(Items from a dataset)
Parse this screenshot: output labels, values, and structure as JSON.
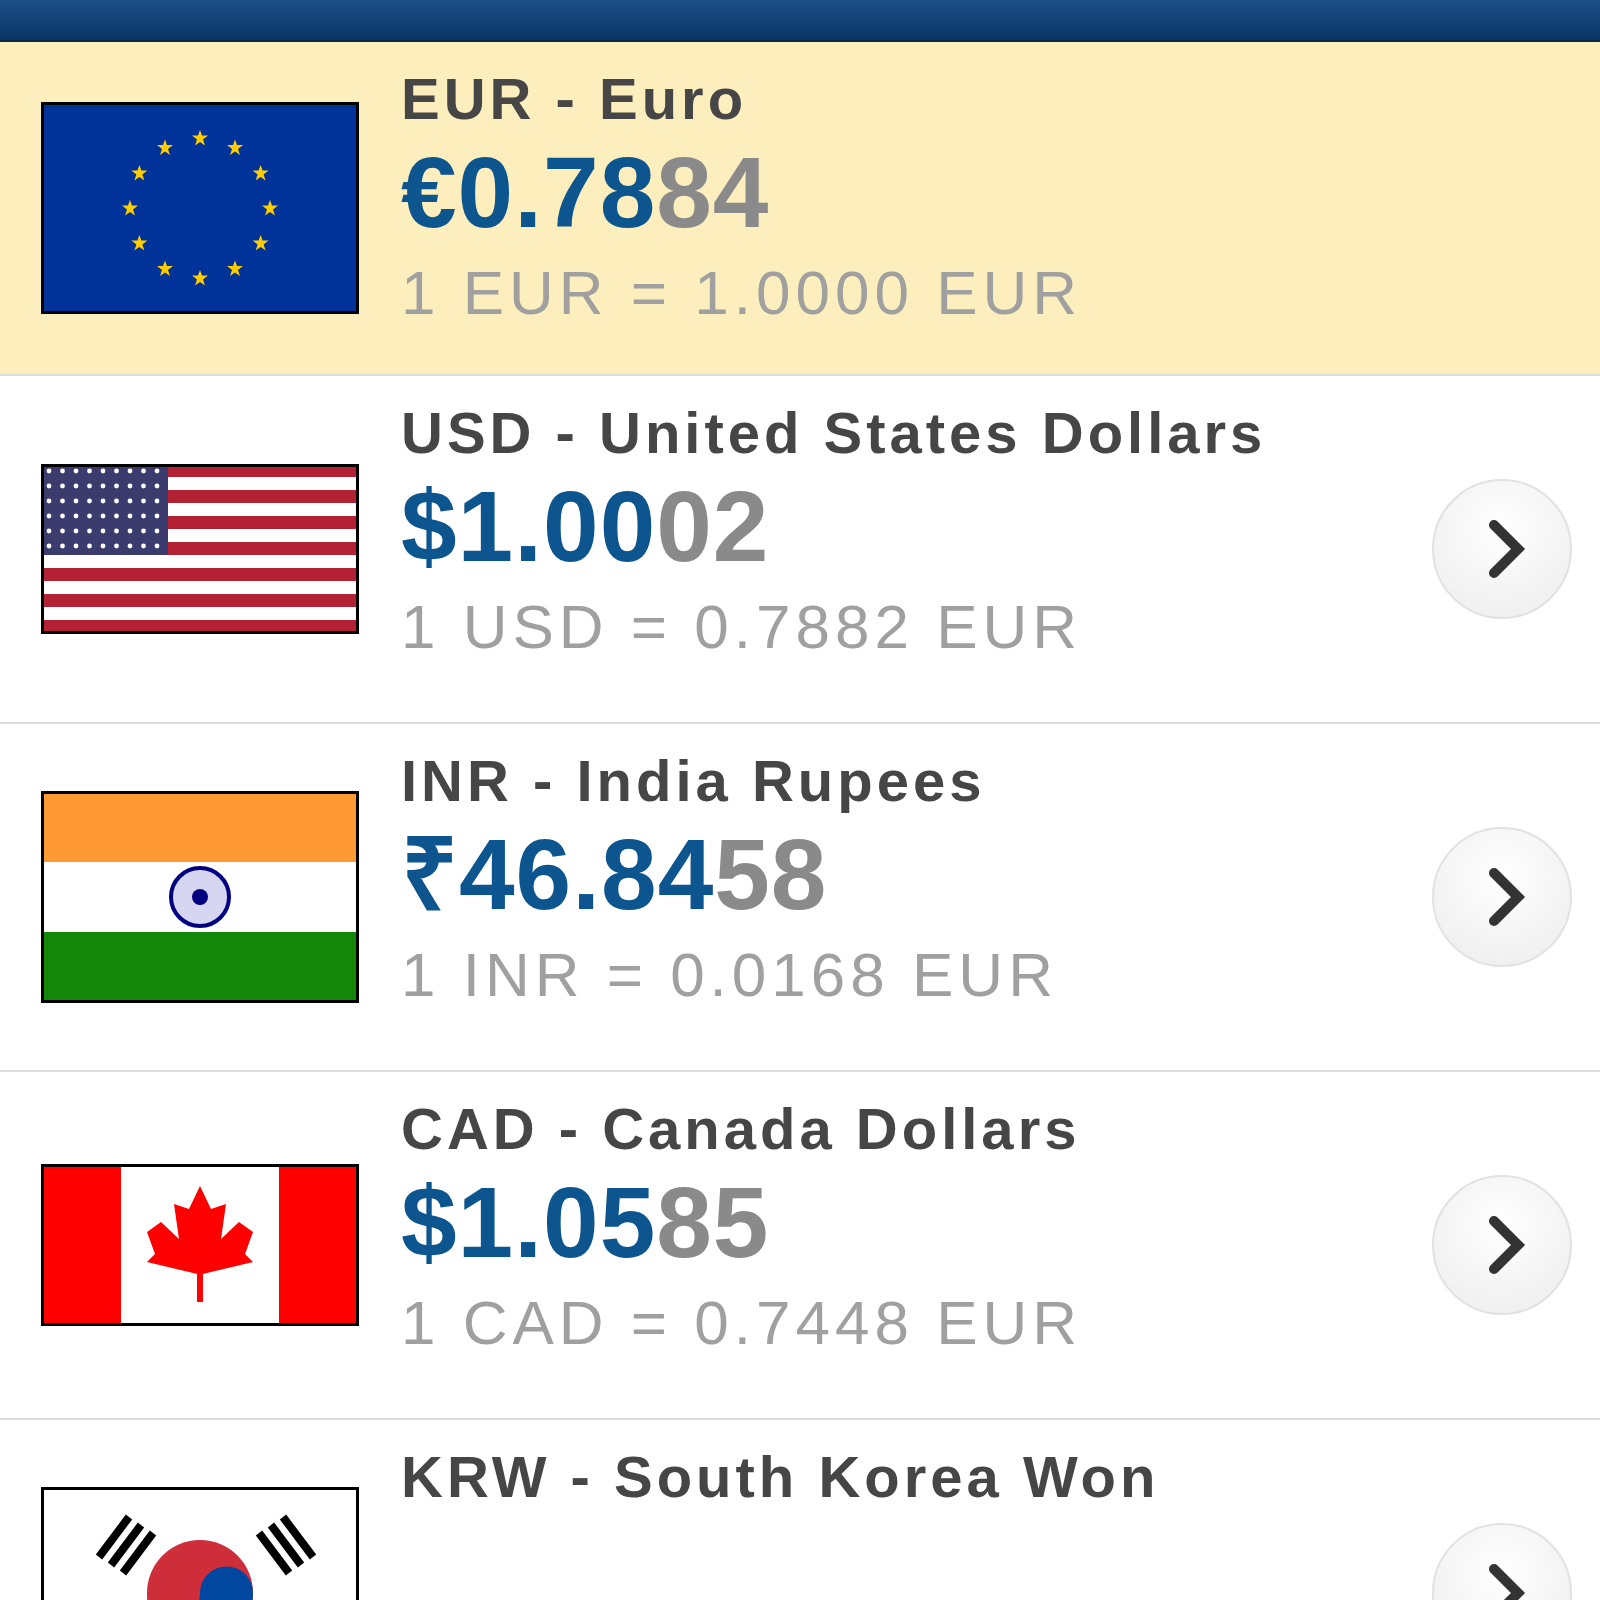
{
  "currencies": [
    {
      "kind": "eu",
      "name": "EUR - Euro",
      "price_main": "€0.78",
      "price_tail": "84",
      "rate": "1 EUR = 1.0000 EUR",
      "selected": true
    },
    {
      "kind": "us",
      "name": "USD - United States Dollars",
      "price_main": "$1.00",
      "price_tail": "02",
      "rate": "1 USD = 0.7882 EUR",
      "selected": false
    },
    {
      "kind": "in",
      "name": "INR - India Rupees",
      "price_main": "₹46.84",
      "price_tail": "58",
      "rate": "1 INR = 0.0168 EUR",
      "selected": false
    },
    {
      "kind": "ca",
      "name": "CAD - Canada Dollars",
      "price_main": "$1.05",
      "price_tail": "85",
      "rate": "1 CAD = 0.7448 EUR",
      "selected": false
    },
    {
      "kind": "kr",
      "name": "KRW - South Korea Won",
      "selected": false
    }
  ]
}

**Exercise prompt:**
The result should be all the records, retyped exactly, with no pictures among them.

**Answer section:**
Parse this screenshot: output labels, values, and structure as JSON.
{
  "currencies": [
    {
      "kind": "eu",
      "name": "EUR - Euro",
      "price_main": "€0.78",
      "price_tail": "84",
      "rate": "1 EUR = 1.0000 EUR",
      "selected": true
    },
    {
      "kind": "us",
      "name": "USD - United States Dollars",
      "price_main": "$1.00",
      "price_tail": "02",
      "rate": "1 USD = 0.7882 EUR",
      "selected": false
    },
    {
      "kind": "in",
      "name": "INR - India Rupees",
      "price_main": "₹46.84",
      "price_tail": "58",
      "rate": "1 INR = 0.0168 EUR",
      "selected": false
    },
    {
      "kind": "ca",
      "name": "CAD - Canada Dollars",
      "price_main": "$1.05",
      "price_tail": "85",
      "rate": "1 CAD = 0.7448 EUR",
      "selected": false
    },
    {
      "kind": "kr",
      "name": "KRW - South Korea Won",
      "selected": false
    }
  ]
}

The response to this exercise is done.